As Marcy Wheeler pointed out on Saturday, this single passage is the most telling in the whole article. There are, Wheeler noted, at least three ways in which Russian collusion might have involved campaign finance violations. McGahn, a former FEC commissioner, is a campaign finance expert, and he served as Trump’s campaign counsel through the 2016 election. In that capacity, he was presumably involved in the campaign’s hiring of British Cambridge Analytica employees, a move that raised the possibility of improper foreign contributions. McGahn may have been aware of the infamous meeting between a Russian lawyer and Trump campaign officials to get dirt on Hillary Clinton, running afoul of campaign finance rules. And McGahn may have failed to wall off Roger Stone from the campaign as Stone allegedly bypassed election laws to seek more dirt on Clinton from foreigners. (Mueller is keenly interested in Stone’s work for the campaign.)

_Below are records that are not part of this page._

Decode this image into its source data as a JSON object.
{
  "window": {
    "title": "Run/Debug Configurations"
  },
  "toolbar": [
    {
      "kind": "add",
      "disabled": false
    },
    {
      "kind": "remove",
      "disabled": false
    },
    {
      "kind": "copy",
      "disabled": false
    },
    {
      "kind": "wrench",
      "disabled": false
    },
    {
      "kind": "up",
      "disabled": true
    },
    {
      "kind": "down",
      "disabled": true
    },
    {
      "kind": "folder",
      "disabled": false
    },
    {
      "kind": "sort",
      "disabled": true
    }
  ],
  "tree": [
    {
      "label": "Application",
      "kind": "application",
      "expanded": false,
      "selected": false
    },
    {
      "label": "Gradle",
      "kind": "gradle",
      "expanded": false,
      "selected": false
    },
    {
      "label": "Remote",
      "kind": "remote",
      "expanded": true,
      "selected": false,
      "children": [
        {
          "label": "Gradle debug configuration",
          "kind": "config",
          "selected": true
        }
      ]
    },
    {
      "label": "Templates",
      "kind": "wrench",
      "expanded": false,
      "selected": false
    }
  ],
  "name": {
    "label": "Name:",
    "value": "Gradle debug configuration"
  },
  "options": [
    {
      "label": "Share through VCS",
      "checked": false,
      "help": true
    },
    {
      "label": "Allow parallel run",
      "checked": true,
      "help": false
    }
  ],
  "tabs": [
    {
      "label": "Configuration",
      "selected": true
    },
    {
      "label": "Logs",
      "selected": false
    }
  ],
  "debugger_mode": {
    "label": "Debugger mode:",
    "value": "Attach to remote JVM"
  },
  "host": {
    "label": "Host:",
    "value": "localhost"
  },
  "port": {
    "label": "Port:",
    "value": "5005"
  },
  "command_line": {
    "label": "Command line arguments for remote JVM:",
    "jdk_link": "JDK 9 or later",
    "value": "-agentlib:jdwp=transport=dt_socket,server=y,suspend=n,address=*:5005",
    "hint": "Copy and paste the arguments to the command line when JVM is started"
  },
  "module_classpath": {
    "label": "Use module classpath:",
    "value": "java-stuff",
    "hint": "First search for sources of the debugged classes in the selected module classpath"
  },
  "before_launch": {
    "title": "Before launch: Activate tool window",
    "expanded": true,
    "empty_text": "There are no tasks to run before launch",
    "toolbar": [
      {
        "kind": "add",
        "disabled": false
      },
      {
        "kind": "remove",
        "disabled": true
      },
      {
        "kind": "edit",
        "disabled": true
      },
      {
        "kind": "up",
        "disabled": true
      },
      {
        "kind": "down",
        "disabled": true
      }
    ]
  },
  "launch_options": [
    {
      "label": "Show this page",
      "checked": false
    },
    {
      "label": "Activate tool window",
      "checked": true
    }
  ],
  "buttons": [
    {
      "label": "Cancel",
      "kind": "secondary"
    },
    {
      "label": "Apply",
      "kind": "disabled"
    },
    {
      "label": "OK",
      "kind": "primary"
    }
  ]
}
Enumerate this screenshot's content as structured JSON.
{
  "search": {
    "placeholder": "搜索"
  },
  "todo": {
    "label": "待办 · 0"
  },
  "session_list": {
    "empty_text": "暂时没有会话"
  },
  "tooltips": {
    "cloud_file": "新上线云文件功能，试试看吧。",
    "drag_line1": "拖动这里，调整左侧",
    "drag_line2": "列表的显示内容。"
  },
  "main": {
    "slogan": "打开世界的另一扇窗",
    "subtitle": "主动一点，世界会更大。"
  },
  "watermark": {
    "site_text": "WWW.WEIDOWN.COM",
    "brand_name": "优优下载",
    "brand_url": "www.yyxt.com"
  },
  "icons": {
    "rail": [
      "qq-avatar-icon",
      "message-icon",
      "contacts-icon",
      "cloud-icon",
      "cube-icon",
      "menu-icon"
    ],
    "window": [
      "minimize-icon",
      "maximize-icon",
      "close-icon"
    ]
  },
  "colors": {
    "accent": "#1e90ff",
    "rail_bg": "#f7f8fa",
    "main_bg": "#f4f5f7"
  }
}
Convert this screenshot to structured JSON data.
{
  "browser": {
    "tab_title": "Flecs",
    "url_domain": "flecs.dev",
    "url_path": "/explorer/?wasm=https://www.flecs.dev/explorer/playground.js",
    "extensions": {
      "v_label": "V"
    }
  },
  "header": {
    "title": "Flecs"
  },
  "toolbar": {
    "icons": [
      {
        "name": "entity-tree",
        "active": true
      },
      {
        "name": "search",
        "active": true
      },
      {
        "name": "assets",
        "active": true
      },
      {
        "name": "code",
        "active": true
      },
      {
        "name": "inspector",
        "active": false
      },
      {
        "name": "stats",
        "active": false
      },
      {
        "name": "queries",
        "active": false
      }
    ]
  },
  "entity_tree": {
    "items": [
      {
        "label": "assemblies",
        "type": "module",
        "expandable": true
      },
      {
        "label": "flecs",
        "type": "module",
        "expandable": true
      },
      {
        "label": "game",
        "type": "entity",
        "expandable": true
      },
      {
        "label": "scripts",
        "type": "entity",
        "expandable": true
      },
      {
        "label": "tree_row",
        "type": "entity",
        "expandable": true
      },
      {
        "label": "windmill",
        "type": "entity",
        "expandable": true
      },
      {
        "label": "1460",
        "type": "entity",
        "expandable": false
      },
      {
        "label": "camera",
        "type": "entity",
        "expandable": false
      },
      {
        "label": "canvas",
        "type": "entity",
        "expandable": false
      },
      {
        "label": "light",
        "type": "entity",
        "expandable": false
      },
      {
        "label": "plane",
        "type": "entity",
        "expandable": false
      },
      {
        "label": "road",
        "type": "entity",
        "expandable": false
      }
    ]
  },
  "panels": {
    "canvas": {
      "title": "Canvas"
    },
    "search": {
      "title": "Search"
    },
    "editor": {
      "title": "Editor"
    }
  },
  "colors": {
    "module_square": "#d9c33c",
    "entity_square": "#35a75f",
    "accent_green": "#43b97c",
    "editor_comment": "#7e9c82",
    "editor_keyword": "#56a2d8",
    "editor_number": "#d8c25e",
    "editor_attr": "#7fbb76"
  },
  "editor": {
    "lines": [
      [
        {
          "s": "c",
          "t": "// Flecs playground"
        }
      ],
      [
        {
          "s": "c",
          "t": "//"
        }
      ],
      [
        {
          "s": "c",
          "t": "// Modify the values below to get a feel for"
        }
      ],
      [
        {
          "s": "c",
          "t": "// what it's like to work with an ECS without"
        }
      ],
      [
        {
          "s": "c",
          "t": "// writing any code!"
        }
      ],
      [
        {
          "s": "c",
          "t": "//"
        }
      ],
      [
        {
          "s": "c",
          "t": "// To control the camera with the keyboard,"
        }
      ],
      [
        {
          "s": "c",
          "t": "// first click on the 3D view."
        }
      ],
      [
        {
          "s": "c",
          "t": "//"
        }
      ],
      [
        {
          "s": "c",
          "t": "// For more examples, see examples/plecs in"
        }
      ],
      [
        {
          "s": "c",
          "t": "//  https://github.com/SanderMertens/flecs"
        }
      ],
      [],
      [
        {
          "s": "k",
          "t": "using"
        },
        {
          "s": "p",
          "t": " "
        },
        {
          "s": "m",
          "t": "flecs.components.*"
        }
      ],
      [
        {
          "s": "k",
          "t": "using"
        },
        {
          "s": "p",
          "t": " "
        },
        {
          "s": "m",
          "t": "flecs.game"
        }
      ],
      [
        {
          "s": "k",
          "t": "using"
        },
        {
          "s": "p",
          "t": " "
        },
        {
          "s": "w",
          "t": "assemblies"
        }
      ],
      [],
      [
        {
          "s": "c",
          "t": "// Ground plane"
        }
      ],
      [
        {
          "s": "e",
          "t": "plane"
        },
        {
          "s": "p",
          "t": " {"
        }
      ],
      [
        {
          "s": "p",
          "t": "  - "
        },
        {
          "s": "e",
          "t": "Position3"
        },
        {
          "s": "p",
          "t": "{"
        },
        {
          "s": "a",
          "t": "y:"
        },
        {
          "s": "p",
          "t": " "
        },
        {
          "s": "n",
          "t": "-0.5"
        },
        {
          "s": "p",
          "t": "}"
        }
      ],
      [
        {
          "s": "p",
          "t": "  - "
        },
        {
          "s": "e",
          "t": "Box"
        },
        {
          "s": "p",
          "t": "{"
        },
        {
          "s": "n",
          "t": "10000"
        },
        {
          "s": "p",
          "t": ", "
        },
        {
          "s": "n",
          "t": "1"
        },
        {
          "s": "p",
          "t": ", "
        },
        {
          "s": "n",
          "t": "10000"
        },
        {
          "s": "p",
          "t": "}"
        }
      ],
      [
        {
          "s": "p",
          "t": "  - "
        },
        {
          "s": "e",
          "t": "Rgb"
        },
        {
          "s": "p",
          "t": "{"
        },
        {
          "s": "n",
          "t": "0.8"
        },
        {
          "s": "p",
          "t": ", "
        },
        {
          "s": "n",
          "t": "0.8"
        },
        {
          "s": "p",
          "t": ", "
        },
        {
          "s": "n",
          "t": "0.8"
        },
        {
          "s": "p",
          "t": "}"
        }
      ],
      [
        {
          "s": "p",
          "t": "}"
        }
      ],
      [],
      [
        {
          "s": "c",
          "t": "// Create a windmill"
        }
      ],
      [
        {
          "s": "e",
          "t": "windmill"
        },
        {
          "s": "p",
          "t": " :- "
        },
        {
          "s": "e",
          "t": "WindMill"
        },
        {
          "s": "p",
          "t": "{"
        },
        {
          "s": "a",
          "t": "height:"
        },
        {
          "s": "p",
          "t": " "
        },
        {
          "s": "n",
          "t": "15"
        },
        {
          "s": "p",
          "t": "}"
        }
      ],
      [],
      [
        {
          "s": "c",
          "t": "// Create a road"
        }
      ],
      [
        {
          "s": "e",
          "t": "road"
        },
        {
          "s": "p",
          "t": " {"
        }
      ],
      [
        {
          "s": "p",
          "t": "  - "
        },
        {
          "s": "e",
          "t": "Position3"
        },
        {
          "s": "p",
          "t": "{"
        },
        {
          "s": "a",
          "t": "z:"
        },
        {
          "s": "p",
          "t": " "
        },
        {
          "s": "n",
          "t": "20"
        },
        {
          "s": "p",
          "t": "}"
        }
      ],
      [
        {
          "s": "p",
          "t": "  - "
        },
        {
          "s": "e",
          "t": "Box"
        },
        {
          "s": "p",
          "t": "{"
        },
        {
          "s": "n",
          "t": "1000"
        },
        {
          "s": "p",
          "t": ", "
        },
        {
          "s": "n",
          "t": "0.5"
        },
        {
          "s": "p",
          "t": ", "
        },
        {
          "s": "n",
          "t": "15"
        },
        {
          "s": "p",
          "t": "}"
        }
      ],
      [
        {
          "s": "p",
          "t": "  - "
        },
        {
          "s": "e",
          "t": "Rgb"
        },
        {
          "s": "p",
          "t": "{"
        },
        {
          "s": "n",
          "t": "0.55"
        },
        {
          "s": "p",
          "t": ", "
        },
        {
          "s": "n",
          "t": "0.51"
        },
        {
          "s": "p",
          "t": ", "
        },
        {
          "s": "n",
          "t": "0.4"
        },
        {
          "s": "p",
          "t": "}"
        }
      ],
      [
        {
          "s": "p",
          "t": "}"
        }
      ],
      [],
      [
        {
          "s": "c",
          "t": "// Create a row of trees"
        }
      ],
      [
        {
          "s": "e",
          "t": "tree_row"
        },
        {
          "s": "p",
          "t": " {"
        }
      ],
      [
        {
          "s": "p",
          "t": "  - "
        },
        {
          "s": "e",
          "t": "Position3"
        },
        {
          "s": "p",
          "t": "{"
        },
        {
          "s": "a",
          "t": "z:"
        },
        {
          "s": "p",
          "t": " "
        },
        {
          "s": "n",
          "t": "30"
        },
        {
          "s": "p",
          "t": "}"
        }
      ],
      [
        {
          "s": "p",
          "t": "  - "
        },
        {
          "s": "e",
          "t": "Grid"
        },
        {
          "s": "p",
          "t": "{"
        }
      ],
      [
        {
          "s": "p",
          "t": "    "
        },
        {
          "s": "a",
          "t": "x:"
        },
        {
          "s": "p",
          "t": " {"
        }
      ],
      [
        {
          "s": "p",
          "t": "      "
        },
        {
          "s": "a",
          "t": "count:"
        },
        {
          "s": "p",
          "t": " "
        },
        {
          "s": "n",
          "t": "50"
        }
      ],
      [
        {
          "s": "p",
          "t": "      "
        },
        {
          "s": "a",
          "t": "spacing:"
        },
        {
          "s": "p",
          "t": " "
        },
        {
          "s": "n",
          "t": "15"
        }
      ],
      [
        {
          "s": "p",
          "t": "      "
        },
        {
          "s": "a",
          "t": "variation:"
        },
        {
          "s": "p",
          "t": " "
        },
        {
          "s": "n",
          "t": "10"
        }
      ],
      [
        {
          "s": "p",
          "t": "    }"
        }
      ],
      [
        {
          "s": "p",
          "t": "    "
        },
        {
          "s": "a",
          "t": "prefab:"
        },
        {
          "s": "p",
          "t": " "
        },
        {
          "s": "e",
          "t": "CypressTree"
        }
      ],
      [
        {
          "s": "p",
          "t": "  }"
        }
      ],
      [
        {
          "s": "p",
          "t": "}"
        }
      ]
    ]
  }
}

Has McGahn spoken about any of these episodes with Mueller? That’s a critical question, because citing Trump as an unindicted co-conspirator in these alleged crimes may be Mueller’s strongest move. But we don’t know the answer, and the Times story conspicuously declines to tell us. It thus creates the false impression that McGahn is a model of transparency with regard to the special counsel. And that is almost certainly the reason why Haberman and Schmidt’s sources—including, most likely, McGahn himself—told them about the White House counsel’s vaunted “cooperation.” Saturday’s story provides McGahn with a publicity boost, depicting him as an honest broker with Mueller. And it paints the picture of a president who is, at worst, underestimating the threat that McGahn’s obstruction testimony could pose to him. Trump comes across as naïve about the investigation, a much more innocent look than his usual panicked rage.
As the White House braces for a verdict in Paul Manafort’s trial and remains at an impasse over Trump’s hesitance to testify, the Times story can only help the president’s public standing. It strengthens his claims of transparency and insinuates that McGahn has nothing to hide. (A follow-up report that Giuliani does not know the extent of McGahn’s testimony makes the White House counsel look even more independent.) The real test of McGahn’s candor will arrive if, and when, Mueller asks to speak to him about the campaign. At that point, McGahn could raise attorney-client privilege, since he represented Trump at the time, triggering a genuine conflict with the special counsel.
Until then, it’s worth reading these stories of cooperation with a grain of salt. Trump and McGahn want us to think that Mueller has no reason to compel testimony, because they are already giving him everything he wants. And although it was not their intention, Haberman and Schmidt lay the groundwork for that position. By talking to Mueller about obstruction—then, apparently, publicizing those talks—McGahn did not throw Trump under the bus. He strengthened the White House’s armor ahead of the looming collision.